It’s amazing that such a small book can pack such a punch. But then, I’ve noticed over the years that short novels often do. Maybe it’s because their message is concentrated, like distilled liquor, that it hits you so hard. At 120 pages, this is one you can easily read in one sitting.
But “easily” is perhaps not an appropriate adverb for anyone’s reading of this. The tale of Firdaus, the Arabian everywoman, is told from prison where she is being held prior to her execution for murder. It begins with her childhood and ends with the crime that she is convicted of. Throughout it is populated by men who do nothing but use her to satisfy their sexual appetites and use various means to oppress her while they do so.

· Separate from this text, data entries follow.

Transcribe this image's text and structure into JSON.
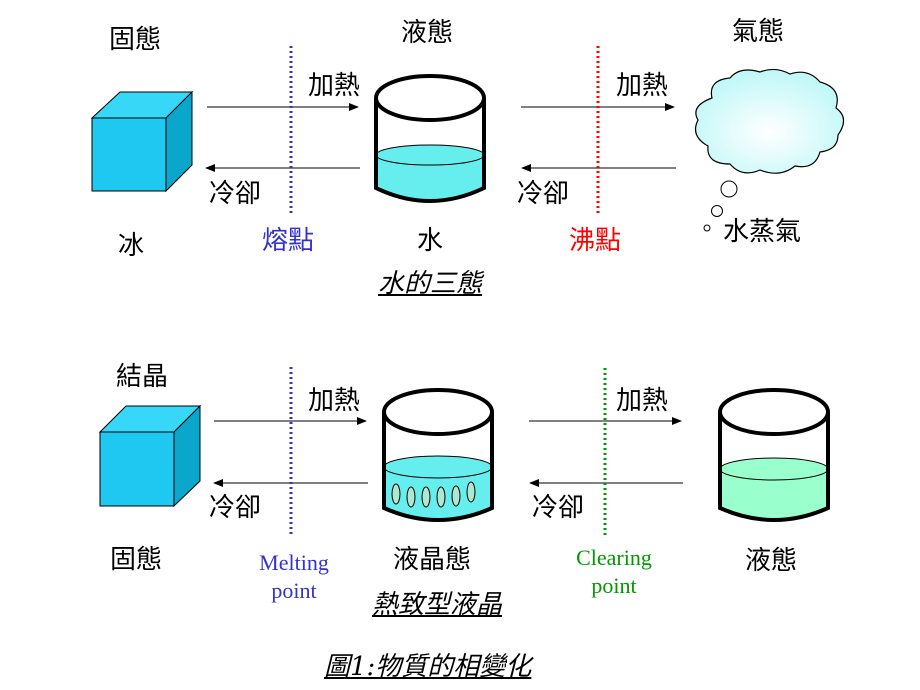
{
  "colors": {
    "melting_line": "#3333cc",
    "boiling_line": "#ff0000",
    "clearing_line": "#009900",
    "melting_text": "#3333cc",
    "boiling_text": "#ff0000",
    "clearing_text": "#009900",
    "ice_front": "#1ec8f0",
    "ice_side": "#0aa6cc",
    "ice_top": "#37d7f7",
    "water": "#66eeee",
    "liquid_green": "#99ffcc",
    "cloud": "#ccfcfc"
  },
  "water_section": {
    "solid_state": "固態",
    "liquid_state": "液態",
    "gas_state": "氣態",
    "heat_1": "加熱",
    "cool_1": "冷卻",
    "heat_2": "加熱",
    "cool_2": "冷卻",
    "ice": "冰",
    "water": "水",
    "vapor": "水蒸氣",
    "melting_point": "熔點",
    "boiling_point": "沸點",
    "caption": "水的三態"
  },
  "lc_section": {
    "crystal": "結晶",
    "solid_state": "固態",
    "lc_state": "液晶態",
    "liquid_state": "液態",
    "heat_1": "加熱",
    "cool_1": "冷卻",
    "heat_2": "加熱",
    "cool_2": "冷卻",
    "melting_point_line1": "Melting",
    "melting_point_line2": "point",
    "clearing_point_line1": "Clearing",
    "clearing_point_line2": "point",
    "caption": "熱致型液晶"
  },
  "figure_caption": "圖1:物質的相變化"
}
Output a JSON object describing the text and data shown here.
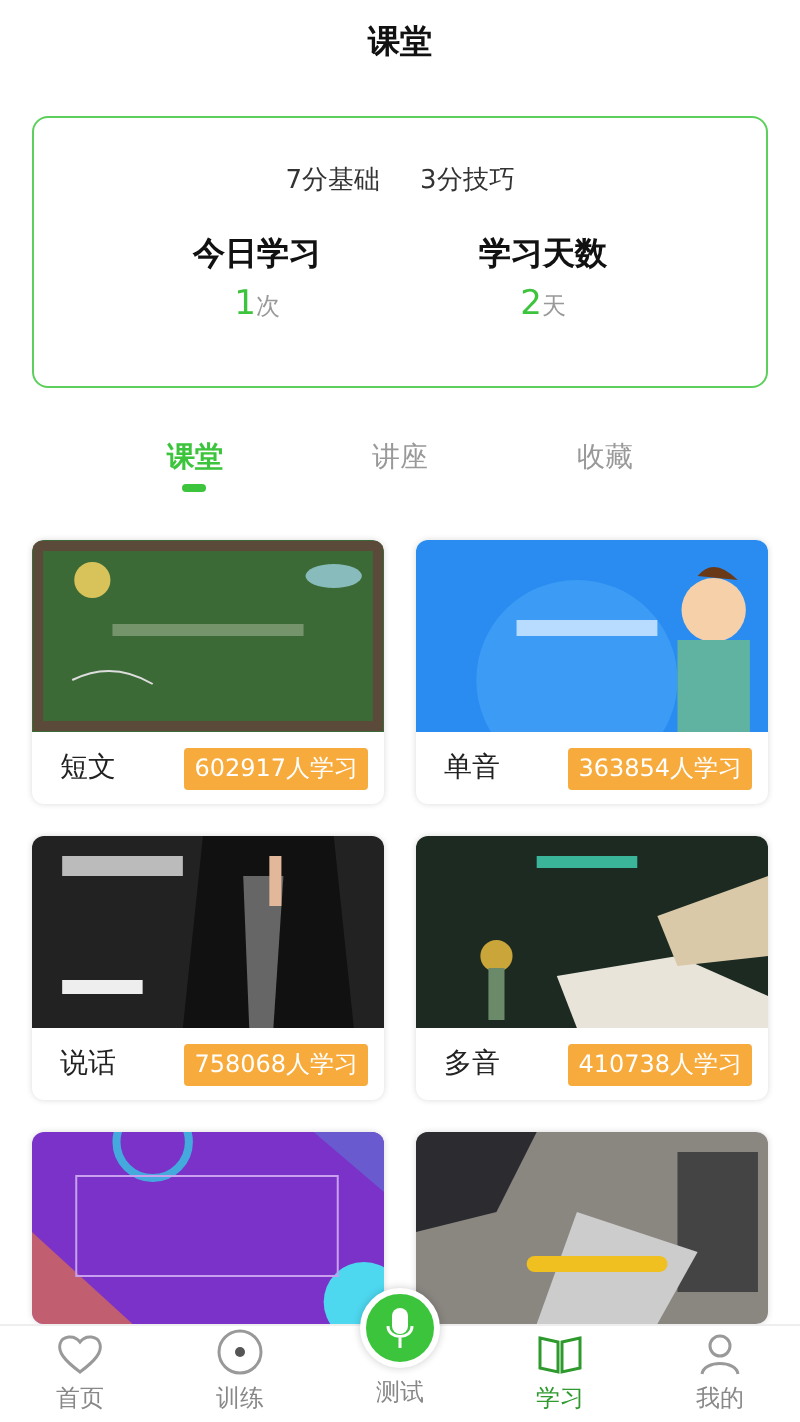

At every turn, whether it be towards what society regards as virtuous and proper or to that which is regarded as corrupt, she finds herself unable to escape the constant harrasment that every male she comes across subjugates her to. Ultimately, one man pays with his life, loose change towards the price of her suffering.
Reading this book, with not one redeeming male character in it, made me wonder if I too was oppressing women in some way. If so, I’m not conscious of it. And if there’s one weakness in the writing, then perhaps it’s this blanket view of men. Granted this was written in 1970s Cairo and times have changed somewhat, even in Egypt. But was El Saadawi really saying that all men are like this and all women are their victims? That seems a bit too much for me.
It doesn’t stop it from being an exceptionally important book both for when and where it was written and for its contents. One of the best I’ll read this year no doubt.
|RATING||Key: Legacy | Plot / toPic | Characterisation / faCts | Readability | Achievement | StyleRead more about how I come up with my ratings|